  • try to drop the knee + hip back even lower -- while keeping the knee joint extended (no bend) -- to drive the brake pad into the ground even harder.

Advance exercise

Advanced exercise for skaters with excellent balance who have mastered the other Basic and Enhanced techniques:

  • play with trying to lift the rear skate a little ways off the ground.

This is to develop balance and feel, expand your range of options. It not likely that lifting the rear non-braking skate up increases braking force in most real-world situations -- because weight taken off the rear skate does not necessarily all go onto the brake pad -- some of it goes onto the braking skate's rear wheel (which does not help stopping any more than when the weight was on the rear non-braking skate's wheels.)

And the mental focus to lift the rear foot and balance may distract too much from the more important focus on transmitting force to the lower leg and skate cuff from the low knee + hip position.

So there's no simple rule like "lifting rear foot works better" -- you have to play with different combinations and find out for yourself.

Learning it

The hard part is getting into the body position and apply braking force while actually rolling at some significant speed, without any outside support to lean against.

The next hard part beyond that is to do it reliably in "real world" situations like on hills and rough pavement -- and "on demand" when the unexpected happens, not just when you have time to prepare for stopping.

But that's not something this website is going to try to do for you -- because different people learn new skills and balance in different ways -- so what worked for me might not work for you.

Find a good instructor.

?? For some other ideas about how to learn heel-braking, consider some of [ these resources ] -- especially the [ videos ]. But note that some of them have some confusions described below -- so take their many good helpful ideas, but carefully test the points which might be based on such confusions. Another reason to learn with an instructor who can help you sort out what really works for you and your equipment and your own learning style.

Confusions in some explanations

??

Some websites contain some confusing ideas about how to perform this method, and seem to be confusing it with other stopping methods for special kinds of skates or special kinds of heel-brakes. It is straightforward to identify and avoid these confusions, then focus instead on learning what really works.

The typical confusion is to suggest that [[smr: putting body-weight directly over the heel brake is right and helps stopping for skaters]] it helps stopping for the skater put their body-weight directly over the heel-brake. But actually [[smr:  putting weight directly over the heel-brake often hinders Method C]]  that move often hinders Method C, for most skate - wheelframe - brake configurations as supplied by the manufacturer without modification.

Another confusion is to suggest to avoid straightening the leg for Method C. But extending the knee joint so the leg is straight from the hip joint to the ankle joint actually makes Method C easier, since then you don't have to drop the hip down and back so far.

How could websites have confusions?
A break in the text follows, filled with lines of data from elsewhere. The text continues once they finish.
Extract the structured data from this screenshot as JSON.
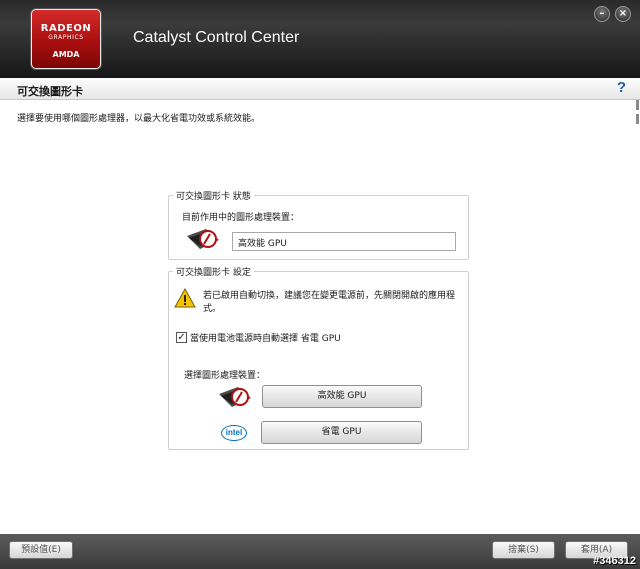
{
  "window": {
    "app_title": "Catalyst Control Center",
    "logo": {
      "line1": "RADEON",
      "line2": "GRAPHICS",
      "line3": "AMDA"
    }
  },
  "window_buttons": {
    "minimize": "–",
    "close": "×"
  },
  "section": {
    "title": "可交換圖形卡",
    "help": "?",
    "description": "選擇要使用哪個圖形處理器，以最大化省電功效或系統效能。"
  },
  "status_group": {
    "label": "可交換圖形卡 狀態",
    "current_label": "目前作用中的圖形處理裝置：",
    "current_value": "高效能 GPU",
    "icon": "radeon-gpu-icon"
  },
  "settings_group": {
    "label": "可交換圖形卡 設定",
    "warning_text": "若已啟用自動切換，建議您在變更電源前，先關閉開啟的應用程式。",
    "warning_icon": "warning-icon",
    "battery_checkbox": {
      "label": "當使用電池電源時自動選擇 省電 GPU",
      "checked": true
    },
    "select_label": "選擇圖形處理裝置：",
    "high_perf_button": "高效能 GPU",
    "power_saving_button": "省電 GPU",
    "intel_logo": "intel"
  },
  "footer": {
    "defaults_button": "預設值(E)",
    "discard_button": "捨棄(S)",
    "apply_button": "套用(A)",
    "watermark": "#346312"
  },
  "colors": {
    "header_bg": "#2a2a2a",
    "logo_red": "#b81616",
    "help_blue": "#1d5fa8",
    "intel_blue": "#0071c5",
    "footer_bg": "#4a4a4a"
  }
}
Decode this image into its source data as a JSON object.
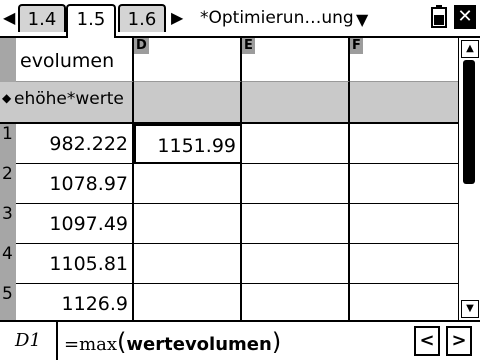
{
  "tabs": {
    "items": [
      "1.4",
      "1.5",
      "1.6"
    ],
    "active": "1.5"
  },
  "document": {
    "title": "*Optimierun…ung"
  },
  "icons": {
    "tab_prev": "triangle-left-icon",
    "tab_next": "triangle-right-icon",
    "menu": "triangle-down-icon",
    "battery": "battery-icon",
    "close": "close-x-icon"
  },
  "sheet": {
    "columns": [
      {
        "letter": "",
        "name": "evolumen",
        "formula": "ehöhe*werte"
      },
      {
        "letter": "D",
        "name": "",
        "formula": ""
      },
      {
        "letter": "E",
        "name": "",
        "formula": ""
      },
      {
        "letter": "F",
        "name": "",
        "formula": ""
      }
    ],
    "row_labels": [
      "1",
      "2",
      "3",
      "4",
      "5"
    ],
    "formula_marker": "◆",
    "rows": [
      [
        "982.222",
        "1151.99",
        "",
        ""
      ],
      [
        "1078.97",
        "",
        "",
        ""
      ],
      [
        "1097.49",
        "",
        "",
        ""
      ],
      [
        "1105.81",
        "",
        "",
        ""
      ],
      [
        "1126.9",
        "",
        "",
        ""
      ]
    ]
  },
  "entry_line": {
    "cell_ref": "D1",
    "prefix": "=max",
    "open": "(",
    "argument": "wertevolumen",
    "close": ")"
  },
  "nav": {
    "left": "<",
    "right": ">"
  }
}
One underlying problem for

?? [[smr: websites is a confusion about what method to use, Method B or Method C, or mixing details of each method together. ]]

these websites might be that they're confusing how to do Method B with how to do Method C.

?? [[smr:Also, explaining bodily motions, mechanics and perceptions in words is generally difficult.  Without knowing the special needs of the reader, a writer must, in advance, provide guidance in a book, website or blog.]]

Anyway it's difficult to explain something about our bodily motions and perceptions in words the must be carefully written in advance, without knowing the special needs of each individual skater, like in a book or website. A big advantage of a live instructor is that it's usually much easier to see and explain and show when you're right there together actually doing it.

 

back to Top | Resources | formulas | more Heel-Brake | more Stopping

Finding an Instructor

??

 

Did it work?  or not?

??

 

back to Top | Resources | formulas | more Heel-Brake | more Stopping

more . . .

see also

back to Top | Resources | Formulas | more on Stopping